(Element data from apps and pages)
********
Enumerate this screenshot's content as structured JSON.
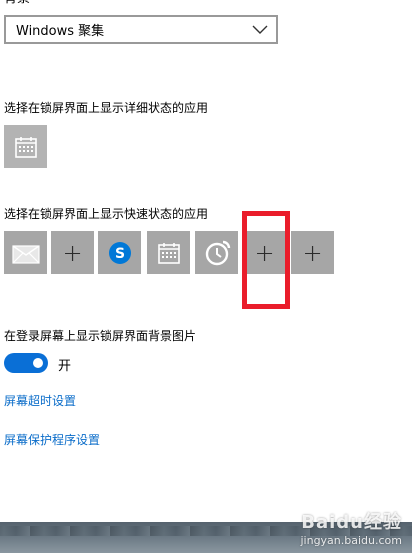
{
  "heading_cut": "背景",
  "background_dropdown": {
    "value": "Windows 聚集"
  },
  "detailed_status": {
    "label": "选择在锁屏界面上显示详细状态的应用",
    "app_icon": "calendar-icon"
  },
  "quick_status": {
    "label": "选择在锁屏界面上显示快速状态的应用",
    "tiles": [
      {
        "icon": "mail-icon"
      },
      {
        "icon": "plus-icon",
        "text": "+"
      },
      {
        "icon": "skype-icon"
      },
      {
        "icon": "calendar-icon"
      },
      {
        "icon": "alarm-clock-icon"
      },
      {
        "icon": "plus-icon",
        "text": "+"
      },
      {
        "icon": "plus-icon",
        "text": "+"
      }
    ]
  },
  "signin_background": {
    "label": "在登录屏幕上显示锁屏界面背景图片",
    "toggle_state": "开",
    "is_on": true
  },
  "links": {
    "screen_timeout": "屏幕超时设置",
    "screensaver": "屏幕保护程序设置"
  },
  "watermark": {
    "main": "Baidu经验",
    "sub": "jingyan.baidu.com"
  },
  "colors": {
    "accent": "#0a6fd6",
    "link": "#0a6cc9",
    "tile": "#a6a6a6",
    "highlight": "#ea1d2b"
  }
}
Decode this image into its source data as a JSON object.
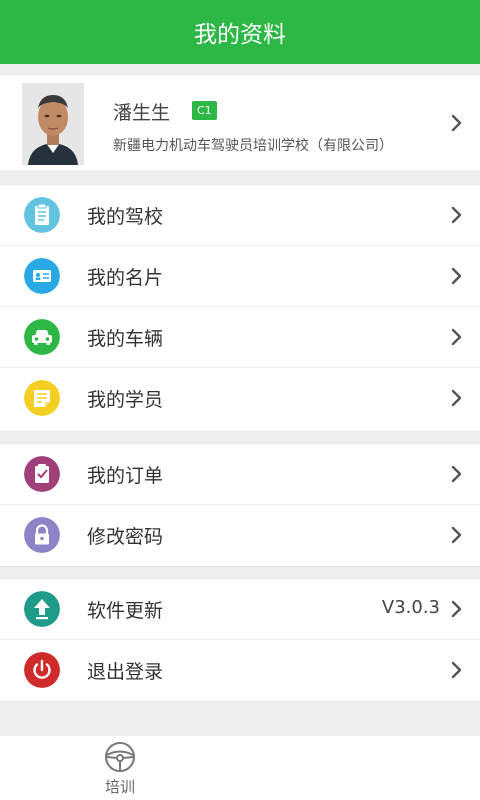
{
  "header": {
    "title": "我的资料"
  },
  "profile": {
    "name": "潘生生",
    "badge": "C1",
    "org": "新疆电力机动车驾驶员培训学校（有限公司）"
  },
  "groups": [
    {
      "items": [
        {
          "label": "我的驾校",
          "icon": "clipboard-icon",
          "color": "#62c3e0"
        },
        {
          "label": "我的名片",
          "icon": "card-icon",
          "color": "#2aa8e6"
        },
        {
          "label": "我的车辆",
          "icon": "car-icon",
          "color": "#2db744"
        },
        {
          "label": "我的学员",
          "icon": "note-icon",
          "color": "#f4cf22"
        }
      ]
    },
    {
      "items": [
        {
          "label": "我的订单",
          "icon": "order-icon",
          "color": "#a03f78"
        },
        {
          "label": "修改密码",
          "icon": "lock-icon",
          "color": "#8d84c7"
        }
      ]
    },
    {
      "items": [
        {
          "label": "软件更新",
          "icon": "upload-icon",
          "color": "#1f9b8a",
          "value": "V3.0.3"
        },
        {
          "label": "退出登录",
          "icon": "power-icon",
          "color": "#d02b2b"
        }
      ]
    }
  ],
  "tabbar": {
    "tabs": [
      {
        "label": "培训",
        "icon": "steering-wheel-icon"
      }
    ]
  }
}
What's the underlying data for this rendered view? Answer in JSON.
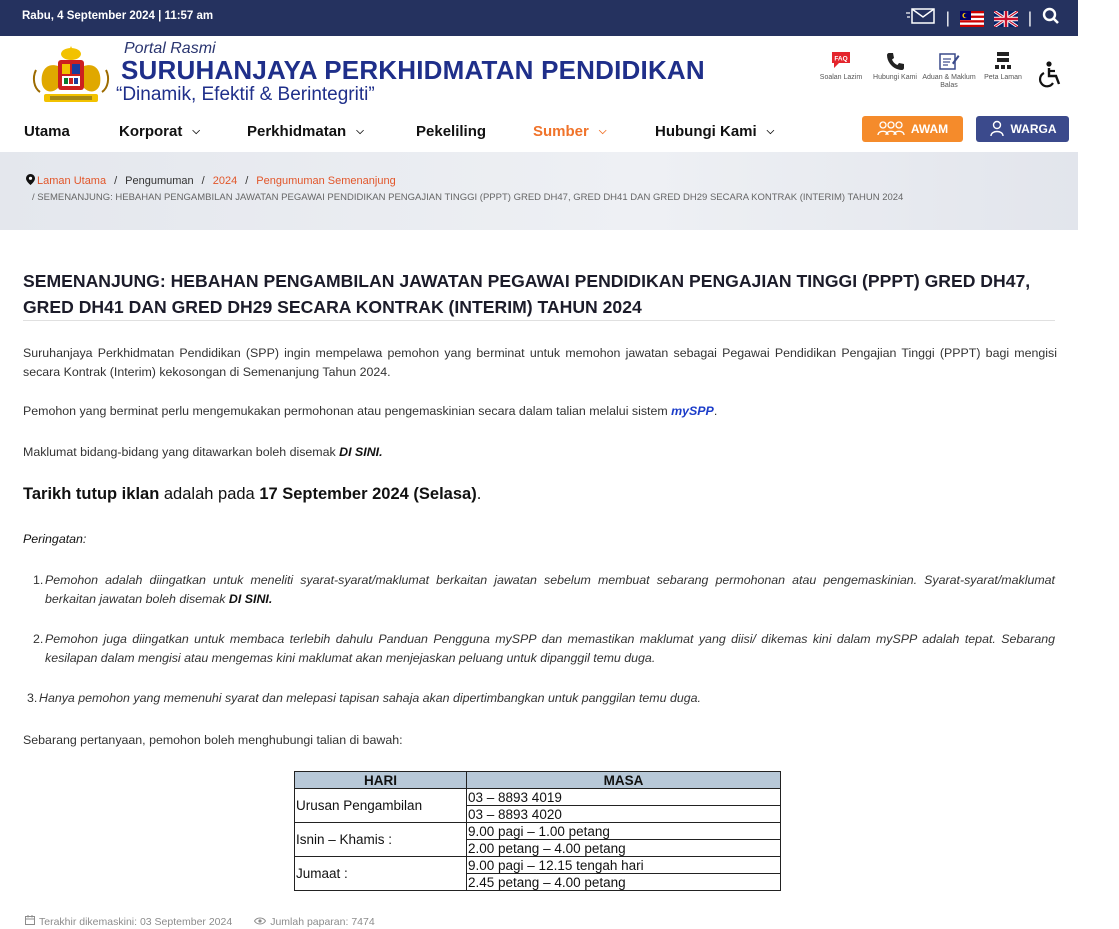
{
  "topbar": {
    "date": "Rabu, 4 September 2024 | 11:57 am"
  },
  "header": {
    "portal": "Portal Rasmi",
    "agency": "SURUHANJAYA PERKHIDMATAN PENDIDIKAN",
    "motto": "“Dinamik, Efektif & Berintegriti”",
    "quick_links": [
      {
        "label": "Soalan Lazim",
        "icon": "faq-icon"
      },
      {
        "label": "Hubungi Kami",
        "icon": "phone-icon"
      },
      {
        "label": "Aduan & Maklum Balas",
        "icon": "feedback-icon"
      },
      {
        "label": "Peta Laman",
        "icon": "sitemap-icon"
      }
    ]
  },
  "nav": {
    "items": [
      "Utama",
      "Korporat",
      "Perkhidmatan",
      "Pekeliling",
      "Sumber",
      "Hubungi Kami"
    ],
    "active": "Sumber",
    "awam": "AWAM",
    "warga": "WARGA"
  },
  "breadcrumb": {
    "home": "Laman Utama",
    "level1": "Pengumuman",
    "level2": "2024",
    "level3": "Pengumuman Semenanjung",
    "current": "/  SEMENANJUNG: HEBAHAN PENGAMBILAN JAWATAN PEGAWAI PENDIDIKAN PENGAJIAN TINGGI (PPPT) GRED DH47, GRED DH41 DAN GRED DH29 SECARA KONTRAK (INTERIM) TAHUN 2024"
  },
  "article": {
    "title": "SEMENANJUNG: HEBAHAN PENGAMBILAN JAWATAN PEGAWAI PENDIDIKAN PENGAJIAN TINGGI (PPPT) GRED DH47, GRED DH41 DAN GRED DH29 SECARA KONTRAK (INTERIM) TAHUN 2024",
    "p1": "Suruhanjaya Perkhidmatan Pendidikan (SPP) ingin mempelawa pemohon yang berminat untuk memohon jawatan sebagai Pegawai Pendidikan Pengajian Tinggi (PPPT) bagi mengisi secara Kontrak (Interim) kekosongan di Semenanjung Tahun 2024.",
    "p2_text": "Pemohon yang berminat perlu mengemukakan permohonan atau pengemaskinian secara dalam talian melalui sistem ",
    "p2_link": "mySPP",
    "p2_end": ".",
    "p3_text": "Maklumat bidang-bidang yang ditawarkan boleh disemak ",
    "p3_link": "DI SINI.",
    "closing_label": "Tarikh tutup iklan",
    "closing_mid": " adalah pada ",
    "closing_date": "17 September 2024 (Selasa)",
    "closing_end": ".",
    "warning_label": "Peringatan:",
    "list": [
      {
        "num": "1.",
        "text": "Pemohon adalah diingatkan untuk meneliti syarat-syarat/maklumat berkaitan jawatan sebelum membuat sebarang permohonan atau pengemaskinian. Syarat-syarat/maklumat berkaitan jawatan boleh disemak ",
        "link": "DI SINI."
      },
      {
        "num": "2.",
        "text": "Pemohon juga diingatkan untuk membaca terlebih dahulu Panduan Pengguna mySPP dan memastikan maklumat yang diisi/ dikemas kini dalam mySPP adalah tepat. Sebarang kesilapan dalam mengisi atau mengemas kini maklumat akan menjejaskan peluang untuk dipanggil temu duga."
      },
      {
        "num": "3.",
        "text": "Hanya pemohon yang memenuhi syarat dan melepasi tapisan sahaja akan dipertimbangkan untuk panggilan temu duga."
      }
    ],
    "contact_intro": "Sebarang pertanyaan, pemohon boleh menghubungi talian di bawah:",
    "table": {
      "headers": [
        "HARI",
        "MASA"
      ],
      "rows": [
        {
          "day": "Urusan Pengambilan",
          "times": [
            "03 – 8893 4019",
            "03 – 8893 4020"
          ]
        },
        {
          "day": "Isnin – Khamis :",
          "times": [
            "9.00 pagi – 1.00 petang",
            "2.00 petang – 4.00 petang"
          ]
        },
        {
          "day": "Jumaat :",
          "times": [
            "9.00 pagi – 12.15 tengah hari",
            "2.45 petang – 4.00 petang"
          ]
        }
      ]
    }
  },
  "footer": {
    "updated": "Terakhir dikemaskini: 03 September 2024",
    "views": "Jumlah paparan: 7474"
  },
  "colors": {
    "topbar": "#25325f",
    "brand": "#1f2f8a",
    "accent": "#f58b2b",
    "link": "#1b3cc9",
    "warga": "#3b4a8c"
  }
}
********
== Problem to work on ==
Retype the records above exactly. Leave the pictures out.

== Answer for this exercise ==
Enumerate this screenshot's content as structured JSON.
{
  "heading_cut": "背景",
  "background_dropdown": {
    "value": "Windows 聚集"
  },
  "detailed_status": {
    "label": "选择在锁屏界面上显示详细状态的应用",
    "app_icon": "calendar-icon"
  },
  "quick_status": {
    "label": "选择在锁屏界面上显示快速状态的应用",
    "tiles": [
      {
        "icon": "mail-icon"
      },
      {
        "icon": "plus-icon",
        "text": "+"
      },
      {
        "icon": "skype-icon"
      },
      {
        "icon": "calendar-icon"
      },
      {
        "icon": "alarm-clock-icon"
      },
      {
        "icon": "plus-icon",
        "text": "+"
      },
      {
        "icon": "plus-icon",
        "text": "+"
      }
    ]
  },
  "signin_background": {
    "label": "在登录屏幕上显示锁屏界面背景图片",
    "toggle_state": "开",
    "is_on": true
  },
  "links": {
    "screen_timeout": "屏幕超时设置",
    "screensaver": "屏幕保护程序设置"
  },
  "watermark": {
    "main": "Baidu经验",
    "sub": "jingyan.baidu.com"
  },
  "colors": {
    "accent": "#0a6fd6",
    "link": "#0a6cc9",
    "tile": "#a6a6a6",
    "highlight": "#ea1d2b"
  }
}
Decode this image into its source data as a JSON object.
{
  "header": {
    "title": "我的资料"
  },
  "profile": {
    "name": "潘生生",
    "badge": "C1",
    "org": "新疆电力机动车驾驶员培训学校（有限公司）"
  },
  "groups": [
    {
      "items": [
        {
          "label": "我的驾校",
          "icon": "clipboard-icon",
          "color": "#62c3e0"
        },
        {
          "label": "我的名片",
          "icon": "card-icon",
          "color": "#2aa8e6"
        },
        {
          "label": "我的车辆",
          "icon": "car-icon",
          "color": "#2db744"
        },
        {
          "label": "我的学员",
          "icon": "note-icon",
          "color": "#f4cf22"
        }
      ]
    },
    {
      "items": [
        {
          "label": "我的订单",
          "icon": "order-icon",
          "color": "#a03f78"
        },
        {
          "label": "修改密码",
          "icon": "lock-icon",
          "color": "#8d84c7"
        }
      ]
    },
    {
      "items": [
        {
          "label": "软件更新",
          "icon": "upload-icon",
          "color": "#1f9b8a",
          "value": "V3.0.3"
        },
        {
          "label": "退出登录",
          "icon": "power-icon",
          "color": "#d02b2b"
        }
      ]
    }
  ],
  "tabbar": {
    "tabs": [
      {
        "label": "培训",
        "icon": "steering-wheel-icon"
      }
    ]
  }
}
What's the underlying data for this rendered view? Answer in JSON.
{
  "topbar": {
    "date": "Rabu, 4 September 2024 | 11:57 am"
  },
  "header": {
    "portal": "Portal Rasmi",
    "agency": "SURUHANJAYA PERKHIDMATAN PENDIDIKAN",
    "motto": "“Dinamik, Efektif & Berintegriti”",
    "quick_links": [
      {
        "label": "Soalan Lazim",
        "icon": "faq-icon"
      },
      {
        "label": "Hubungi Kami",
        "icon": "phone-icon"
      },
      {
        "label": "Aduan & Maklum Balas",
        "icon": "feedback-icon"
      },
      {
        "label": "Peta Laman",
        "icon": "sitemap-icon"
      }
    ]
  },
  "nav": {
    "items": [
      "Utama",
      "Korporat",
      "Perkhidmatan",
      "Pekeliling",
      "Sumber",
      "Hubungi Kami"
    ],
    "active": "Sumber",
    "awam": "AWAM",
    "warga": "WARGA"
  },
  "breadcrumb": {
    "home": "Laman Utama",
    "level1": "Pengumuman",
    "level2": "2024",
    "level3": "Pengumuman Semenanjung",
    "current": "/  SEMENANJUNG: HEBAHAN PENGAMBILAN JAWATAN PEGAWAI PENDIDIKAN PENGAJIAN TINGGI (PPPT) GRED DH47, GRED DH41 DAN GRED DH29 SECARA KONTRAK (INTERIM) TAHUN 2024"
  },
  "article": {
    "title": "SEMENANJUNG: HEBAHAN PENGAMBILAN JAWATAN PEGAWAI PENDIDIKAN PENGAJIAN TINGGI (PPPT) GRED DH47, GRED DH41 DAN GRED DH29 SECARA KONTRAK (INTERIM) TAHUN 2024",
    "p1": "Suruhanjaya Perkhidmatan Pendidikan (SPP) ingin mempelawa pemohon yang berminat untuk memohon jawatan sebagai Pegawai Pendidikan Pengajian Tinggi (PPPT) bagi mengisi secara Kontrak (Interim) kekosongan di Semenanjung Tahun 2024.",
    "p2_text": "Pemohon yang berminat perlu mengemukakan permohonan atau pengemaskinian secara dalam talian melalui sistem ",
    "p2_link": "mySPP",
    "p2_end": ".",
    "p3_text": "Maklumat bidang-bidang yang ditawarkan boleh disemak ",
    "p3_link": "DI SINI.",
    "closing_label": "Tarikh tutup iklan",
    "closing_mid": " adalah pada ",
    "closing_date": "17 September 2024 (Selasa)",
    "closing_end": ".",
    "warning_label": "Peringatan:",
    "list": [
      {
        "num": "1.",
        "text": "Pemohon adalah diingatkan untuk meneliti syarat-syarat/maklumat berkaitan jawatan sebelum membuat sebarang permohonan atau pengemaskinian. Syarat-syarat/maklumat berkaitan jawatan boleh disemak ",
        "link": "DI SINI."
      },
      {
        "num": "2.",
        "text": "Pemohon juga diingatkan untuk membaca terlebih dahulu Panduan Pengguna mySPP dan memastikan maklumat yang diisi/ dikemas kini dalam mySPP adalah tepat. Sebarang kesilapan dalam mengisi atau mengemas kini maklumat akan menjejaskan peluang untuk dipanggil temu duga."
      },
      {
        "num": "3.",
        "text": "Hanya pemohon yang memenuhi syarat dan melepasi tapisan sahaja akan dipertimbangkan untuk panggilan temu duga."
      }
    ],
    "contact_intro": "Sebarang pertanyaan, pemohon boleh menghubungi talian di bawah:",
    "table": {
      "headers": [
        "HARI",
        "MASA"
      ],
      "rows": [
        {
          "day": "Urusan Pengambilan",
          "times": [
            "03 – 8893 4019",
            "03 – 8893 4020"
          ]
        },
        {
          "day": "Isnin – Khamis :",
          "times": [
            "9.00 pagi – 1.00 petang",
            "2.00 petang – 4.00 petang"
          ]
        },
        {
          "day": "Jumaat :",
          "times": [
            "9.00 pagi – 12.15 tengah hari",
            "2.45 petang – 4.00 petang"
          ]
        }
      ]
    }
  },
  "footer": {
    "updated": "Terakhir dikemaskini: 03 September 2024",
    "views": "Jumlah paparan: 7474"
  },
  "colors": {
    "topbar": "#25325f",
    "brand": "#1f2f8a",
    "accent": "#f58b2b",
    "link": "#1b3cc9",
    "warga": "#3b4a8c"
  }
}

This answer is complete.